DATA RECORDS:
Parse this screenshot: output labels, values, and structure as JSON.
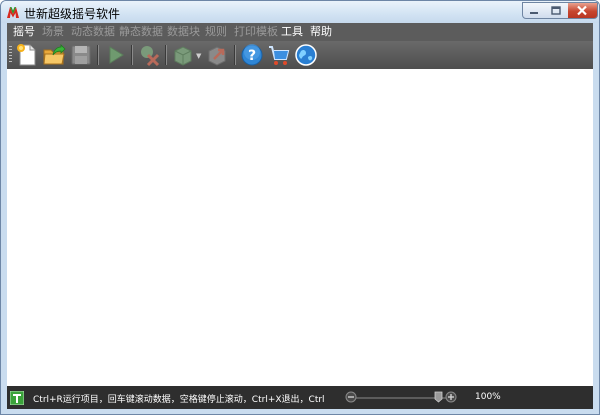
{
  "window": {
    "title": "世新超级摇号软件"
  },
  "menu": {
    "items": [
      {
        "label": "摇号",
        "enabled": true
      },
      {
        "label": "场景",
        "enabled": false
      },
      {
        "label": "动态数据",
        "enabled": false
      },
      {
        "label": "静态数据",
        "enabled": false
      },
      {
        "label": "数据块",
        "enabled": false
      },
      {
        "label": "规则",
        "enabled": false
      },
      {
        "label": "打印模板",
        "enabled": false
      },
      {
        "label": "工具",
        "enabled": true
      },
      {
        "label": "帮助",
        "enabled": true
      }
    ]
  },
  "toolbar": {
    "buttons": [
      {
        "icon": "new-document-icon",
        "enabled": true
      },
      {
        "icon": "open-folder-icon",
        "enabled": true
      },
      {
        "icon": "save-disk-icon",
        "enabled": false
      },
      {
        "icon": "play-icon",
        "enabled": false
      },
      {
        "icon": "delete-icon",
        "enabled": false
      },
      {
        "icon": "print-dropdown-icon",
        "enabled": false
      },
      {
        "icon": "export-icon",
        "enabled": false
      },
      {
        "icon": "help-icon",
        "enabled": true
      },
      {
        "icon": "shopping-cart-icon",
        "enabled": true
      },
      {
        "icon": "globe-icon",
        "enabled": true
      }
    ]
  },
  "status": {
    "hint": "Ctrl+R运行项目，回车键滚动数据，空格键停止滚动，Ctrl+X退出，Ctrl",
    "zoom_percent": "100%",
    "zoom_level": 1.0
  },
  "colors": {
    "menubar_bg": "#5c5c5c",
    "toolbar_bg": "#555555",
    "statusbar_bg": "#2e2e2e",
    "content_bg": "#ffffff",
    "title_bg": "#d2e3f3"
  }
}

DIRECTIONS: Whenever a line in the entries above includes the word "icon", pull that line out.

RESPONSE TO THIS TASK:
        "icon": "new-document-icon",
        "icon": "open-folder-icon",
        "icon": "save-disk-icon",
        "icon": "play-icon",
        "icon": "delete-icon",
        "icon": "print-dropdown-icon",
        "icon": "export-icon",
        "icon": "help-icon",
        "icon": "shopping-cart-icon",
        "icon": "globe-icon",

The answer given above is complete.